___ RECORDS ___
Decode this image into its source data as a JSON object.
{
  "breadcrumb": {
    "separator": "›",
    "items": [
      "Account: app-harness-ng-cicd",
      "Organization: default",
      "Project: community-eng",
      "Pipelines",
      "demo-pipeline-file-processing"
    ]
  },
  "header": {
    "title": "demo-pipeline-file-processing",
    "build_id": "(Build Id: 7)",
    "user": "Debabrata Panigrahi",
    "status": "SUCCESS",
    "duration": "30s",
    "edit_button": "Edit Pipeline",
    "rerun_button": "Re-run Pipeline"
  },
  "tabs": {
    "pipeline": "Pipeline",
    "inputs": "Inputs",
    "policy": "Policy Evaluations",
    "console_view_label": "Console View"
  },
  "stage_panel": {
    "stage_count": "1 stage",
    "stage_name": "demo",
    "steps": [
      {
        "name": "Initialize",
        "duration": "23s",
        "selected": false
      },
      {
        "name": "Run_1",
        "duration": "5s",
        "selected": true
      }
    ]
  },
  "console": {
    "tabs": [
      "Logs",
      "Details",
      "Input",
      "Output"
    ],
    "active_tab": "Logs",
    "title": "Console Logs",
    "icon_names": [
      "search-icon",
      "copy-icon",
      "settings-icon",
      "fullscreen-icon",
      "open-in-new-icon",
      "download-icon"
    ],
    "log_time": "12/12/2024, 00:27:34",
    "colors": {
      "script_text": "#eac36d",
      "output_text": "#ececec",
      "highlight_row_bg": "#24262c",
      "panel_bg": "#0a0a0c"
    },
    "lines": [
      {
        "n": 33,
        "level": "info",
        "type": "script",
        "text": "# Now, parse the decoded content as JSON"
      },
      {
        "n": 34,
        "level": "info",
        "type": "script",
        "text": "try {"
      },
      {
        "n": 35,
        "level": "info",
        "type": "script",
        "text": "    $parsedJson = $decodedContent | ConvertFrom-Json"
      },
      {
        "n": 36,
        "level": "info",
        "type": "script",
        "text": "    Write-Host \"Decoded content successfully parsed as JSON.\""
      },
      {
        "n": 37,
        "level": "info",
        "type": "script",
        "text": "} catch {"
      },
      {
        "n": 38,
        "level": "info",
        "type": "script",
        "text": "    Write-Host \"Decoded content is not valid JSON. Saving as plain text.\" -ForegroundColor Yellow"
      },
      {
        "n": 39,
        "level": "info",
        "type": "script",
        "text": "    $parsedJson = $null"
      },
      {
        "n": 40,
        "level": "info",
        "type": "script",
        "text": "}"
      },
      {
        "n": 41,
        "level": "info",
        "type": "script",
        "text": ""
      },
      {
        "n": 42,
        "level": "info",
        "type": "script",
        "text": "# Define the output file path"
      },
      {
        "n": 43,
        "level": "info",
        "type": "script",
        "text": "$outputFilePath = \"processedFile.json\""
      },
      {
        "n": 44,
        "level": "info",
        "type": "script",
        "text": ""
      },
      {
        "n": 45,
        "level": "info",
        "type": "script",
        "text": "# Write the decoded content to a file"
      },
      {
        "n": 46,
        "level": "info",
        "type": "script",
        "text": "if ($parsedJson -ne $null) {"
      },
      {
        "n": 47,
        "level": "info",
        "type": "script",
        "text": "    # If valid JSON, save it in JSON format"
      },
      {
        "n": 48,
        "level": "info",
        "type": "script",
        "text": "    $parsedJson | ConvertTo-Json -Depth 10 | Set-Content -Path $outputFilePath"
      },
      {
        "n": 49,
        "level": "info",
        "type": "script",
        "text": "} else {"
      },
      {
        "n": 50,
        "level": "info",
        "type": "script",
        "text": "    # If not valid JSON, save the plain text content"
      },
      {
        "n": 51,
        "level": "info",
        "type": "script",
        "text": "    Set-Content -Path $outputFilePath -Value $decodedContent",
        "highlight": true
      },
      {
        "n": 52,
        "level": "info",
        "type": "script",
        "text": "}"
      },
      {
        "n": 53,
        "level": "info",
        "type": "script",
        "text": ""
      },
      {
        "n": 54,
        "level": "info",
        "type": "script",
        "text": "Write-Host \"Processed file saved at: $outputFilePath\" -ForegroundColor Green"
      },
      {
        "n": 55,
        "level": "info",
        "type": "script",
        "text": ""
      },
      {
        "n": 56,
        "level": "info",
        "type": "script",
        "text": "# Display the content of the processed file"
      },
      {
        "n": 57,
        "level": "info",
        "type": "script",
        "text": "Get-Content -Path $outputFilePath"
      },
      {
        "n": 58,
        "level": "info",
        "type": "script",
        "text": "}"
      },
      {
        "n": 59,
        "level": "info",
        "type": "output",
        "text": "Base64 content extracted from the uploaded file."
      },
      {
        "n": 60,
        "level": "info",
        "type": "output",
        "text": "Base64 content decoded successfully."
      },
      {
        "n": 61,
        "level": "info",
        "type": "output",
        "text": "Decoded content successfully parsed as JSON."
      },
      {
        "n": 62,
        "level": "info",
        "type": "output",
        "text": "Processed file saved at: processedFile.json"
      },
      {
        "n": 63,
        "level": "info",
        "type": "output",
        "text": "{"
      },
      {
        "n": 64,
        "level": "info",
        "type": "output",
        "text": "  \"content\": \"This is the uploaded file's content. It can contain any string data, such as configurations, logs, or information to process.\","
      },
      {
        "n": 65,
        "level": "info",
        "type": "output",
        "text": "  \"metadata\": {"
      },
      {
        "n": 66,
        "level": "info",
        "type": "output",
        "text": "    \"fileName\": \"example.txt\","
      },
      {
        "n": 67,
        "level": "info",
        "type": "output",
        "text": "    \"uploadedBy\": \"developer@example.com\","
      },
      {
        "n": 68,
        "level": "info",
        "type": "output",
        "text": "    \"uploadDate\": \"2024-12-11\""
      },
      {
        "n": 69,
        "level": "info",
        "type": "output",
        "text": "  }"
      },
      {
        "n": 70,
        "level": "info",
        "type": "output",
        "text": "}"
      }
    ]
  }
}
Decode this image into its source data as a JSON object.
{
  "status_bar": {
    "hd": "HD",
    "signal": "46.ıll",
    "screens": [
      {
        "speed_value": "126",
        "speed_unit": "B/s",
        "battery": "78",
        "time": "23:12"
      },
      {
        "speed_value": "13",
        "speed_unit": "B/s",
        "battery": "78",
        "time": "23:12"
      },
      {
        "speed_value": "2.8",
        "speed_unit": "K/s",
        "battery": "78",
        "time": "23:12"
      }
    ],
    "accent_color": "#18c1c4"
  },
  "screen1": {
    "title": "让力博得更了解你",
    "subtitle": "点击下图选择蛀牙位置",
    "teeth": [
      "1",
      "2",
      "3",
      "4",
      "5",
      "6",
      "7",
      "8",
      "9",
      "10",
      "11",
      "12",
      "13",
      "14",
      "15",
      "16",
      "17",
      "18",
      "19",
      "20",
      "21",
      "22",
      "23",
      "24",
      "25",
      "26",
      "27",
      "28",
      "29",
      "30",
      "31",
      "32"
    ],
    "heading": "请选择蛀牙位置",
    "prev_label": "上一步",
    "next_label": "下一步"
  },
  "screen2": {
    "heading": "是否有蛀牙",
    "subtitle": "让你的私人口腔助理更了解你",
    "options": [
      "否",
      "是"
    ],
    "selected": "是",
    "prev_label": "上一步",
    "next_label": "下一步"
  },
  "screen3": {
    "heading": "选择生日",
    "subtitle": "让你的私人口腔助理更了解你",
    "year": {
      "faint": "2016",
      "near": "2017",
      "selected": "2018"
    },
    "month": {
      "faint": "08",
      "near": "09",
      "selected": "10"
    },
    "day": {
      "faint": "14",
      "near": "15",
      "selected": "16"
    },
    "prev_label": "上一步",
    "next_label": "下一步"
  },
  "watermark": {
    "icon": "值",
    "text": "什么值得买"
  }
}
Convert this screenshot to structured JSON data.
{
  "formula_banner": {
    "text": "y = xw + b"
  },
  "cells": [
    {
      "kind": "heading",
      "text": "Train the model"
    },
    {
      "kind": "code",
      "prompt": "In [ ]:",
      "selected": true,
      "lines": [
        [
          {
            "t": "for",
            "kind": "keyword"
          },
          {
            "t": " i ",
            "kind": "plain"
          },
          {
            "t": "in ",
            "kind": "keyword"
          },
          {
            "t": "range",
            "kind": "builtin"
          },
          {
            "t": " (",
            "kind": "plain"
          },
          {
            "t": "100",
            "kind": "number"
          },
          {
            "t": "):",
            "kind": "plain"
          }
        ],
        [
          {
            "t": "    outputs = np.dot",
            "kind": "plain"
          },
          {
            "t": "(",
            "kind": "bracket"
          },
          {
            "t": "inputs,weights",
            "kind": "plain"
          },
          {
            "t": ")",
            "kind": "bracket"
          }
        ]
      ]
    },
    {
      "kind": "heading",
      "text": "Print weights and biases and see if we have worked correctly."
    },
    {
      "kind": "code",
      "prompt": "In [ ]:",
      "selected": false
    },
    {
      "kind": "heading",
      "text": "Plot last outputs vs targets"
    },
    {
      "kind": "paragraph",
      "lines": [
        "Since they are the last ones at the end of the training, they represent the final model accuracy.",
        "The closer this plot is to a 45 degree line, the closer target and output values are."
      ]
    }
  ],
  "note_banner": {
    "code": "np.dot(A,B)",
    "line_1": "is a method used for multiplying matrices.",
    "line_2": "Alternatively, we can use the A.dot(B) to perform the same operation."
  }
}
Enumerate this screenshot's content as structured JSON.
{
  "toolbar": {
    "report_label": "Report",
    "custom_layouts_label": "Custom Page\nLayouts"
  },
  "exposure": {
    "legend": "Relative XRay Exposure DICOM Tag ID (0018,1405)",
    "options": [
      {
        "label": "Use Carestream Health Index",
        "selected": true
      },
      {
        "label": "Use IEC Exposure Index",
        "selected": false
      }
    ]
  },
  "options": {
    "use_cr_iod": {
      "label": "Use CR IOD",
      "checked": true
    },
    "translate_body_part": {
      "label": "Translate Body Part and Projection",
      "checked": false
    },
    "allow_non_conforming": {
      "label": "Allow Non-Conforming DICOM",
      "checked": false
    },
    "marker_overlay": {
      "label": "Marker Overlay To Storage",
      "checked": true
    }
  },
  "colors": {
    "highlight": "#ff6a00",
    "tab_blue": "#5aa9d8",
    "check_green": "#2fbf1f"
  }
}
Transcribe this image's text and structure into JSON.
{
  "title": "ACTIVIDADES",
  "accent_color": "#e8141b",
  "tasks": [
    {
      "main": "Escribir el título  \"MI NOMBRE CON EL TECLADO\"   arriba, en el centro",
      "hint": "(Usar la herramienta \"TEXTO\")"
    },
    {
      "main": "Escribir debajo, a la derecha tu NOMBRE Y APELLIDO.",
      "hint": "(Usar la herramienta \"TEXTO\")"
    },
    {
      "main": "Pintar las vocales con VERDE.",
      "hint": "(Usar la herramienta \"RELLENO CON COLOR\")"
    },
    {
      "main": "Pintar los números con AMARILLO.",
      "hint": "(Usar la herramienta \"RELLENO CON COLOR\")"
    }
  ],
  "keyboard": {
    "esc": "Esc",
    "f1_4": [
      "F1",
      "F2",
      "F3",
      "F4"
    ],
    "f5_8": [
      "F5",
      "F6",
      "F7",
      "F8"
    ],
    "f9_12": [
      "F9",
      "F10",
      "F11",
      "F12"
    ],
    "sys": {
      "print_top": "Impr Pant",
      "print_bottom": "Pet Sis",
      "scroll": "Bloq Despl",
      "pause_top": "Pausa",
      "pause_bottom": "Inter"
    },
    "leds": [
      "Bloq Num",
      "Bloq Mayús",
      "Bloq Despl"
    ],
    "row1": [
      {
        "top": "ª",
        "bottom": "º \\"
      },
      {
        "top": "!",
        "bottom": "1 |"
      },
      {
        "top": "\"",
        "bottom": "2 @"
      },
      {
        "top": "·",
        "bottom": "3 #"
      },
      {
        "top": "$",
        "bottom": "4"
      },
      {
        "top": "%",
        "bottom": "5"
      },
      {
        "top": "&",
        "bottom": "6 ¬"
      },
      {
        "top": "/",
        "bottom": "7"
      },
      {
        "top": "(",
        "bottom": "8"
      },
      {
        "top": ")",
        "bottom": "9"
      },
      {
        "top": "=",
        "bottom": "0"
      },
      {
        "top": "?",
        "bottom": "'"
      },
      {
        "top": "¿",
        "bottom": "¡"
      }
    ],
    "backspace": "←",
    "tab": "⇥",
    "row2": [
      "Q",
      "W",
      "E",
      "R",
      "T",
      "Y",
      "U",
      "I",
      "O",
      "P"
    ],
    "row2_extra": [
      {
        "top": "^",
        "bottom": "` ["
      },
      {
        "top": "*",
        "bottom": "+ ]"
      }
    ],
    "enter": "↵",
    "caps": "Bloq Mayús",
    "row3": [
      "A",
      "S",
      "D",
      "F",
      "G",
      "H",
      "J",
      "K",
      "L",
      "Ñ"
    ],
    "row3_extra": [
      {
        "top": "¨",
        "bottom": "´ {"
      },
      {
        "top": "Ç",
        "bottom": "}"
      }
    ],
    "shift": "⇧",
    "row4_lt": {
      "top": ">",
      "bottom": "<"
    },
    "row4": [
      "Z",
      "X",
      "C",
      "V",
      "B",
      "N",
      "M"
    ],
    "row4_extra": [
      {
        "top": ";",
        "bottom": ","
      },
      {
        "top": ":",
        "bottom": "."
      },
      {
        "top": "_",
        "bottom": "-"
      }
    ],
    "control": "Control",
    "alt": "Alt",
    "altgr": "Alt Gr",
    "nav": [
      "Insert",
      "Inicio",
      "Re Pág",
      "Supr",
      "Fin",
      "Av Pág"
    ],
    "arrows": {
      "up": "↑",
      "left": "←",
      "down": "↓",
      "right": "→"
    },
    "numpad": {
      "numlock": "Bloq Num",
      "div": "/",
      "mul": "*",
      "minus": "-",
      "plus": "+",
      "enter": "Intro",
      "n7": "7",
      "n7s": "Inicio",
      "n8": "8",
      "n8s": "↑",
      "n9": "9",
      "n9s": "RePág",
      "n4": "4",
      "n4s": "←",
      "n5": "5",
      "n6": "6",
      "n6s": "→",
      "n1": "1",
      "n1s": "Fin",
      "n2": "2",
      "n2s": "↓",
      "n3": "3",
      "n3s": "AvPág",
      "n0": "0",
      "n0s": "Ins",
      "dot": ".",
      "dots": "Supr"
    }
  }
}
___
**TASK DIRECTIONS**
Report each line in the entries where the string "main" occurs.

**SOLUTION BELOW**
      "main": "Escribir el título  \"MI NOMBRE CON EL TECLADO\"   arriba, en el centro",
      "main": "Escribir debajo, a la derecha tu NOMBRE Y APELLIDO.",
      "main": "Pintar las vocales con VERDE.",
      "main": "Pintar los números con AMARILLO.",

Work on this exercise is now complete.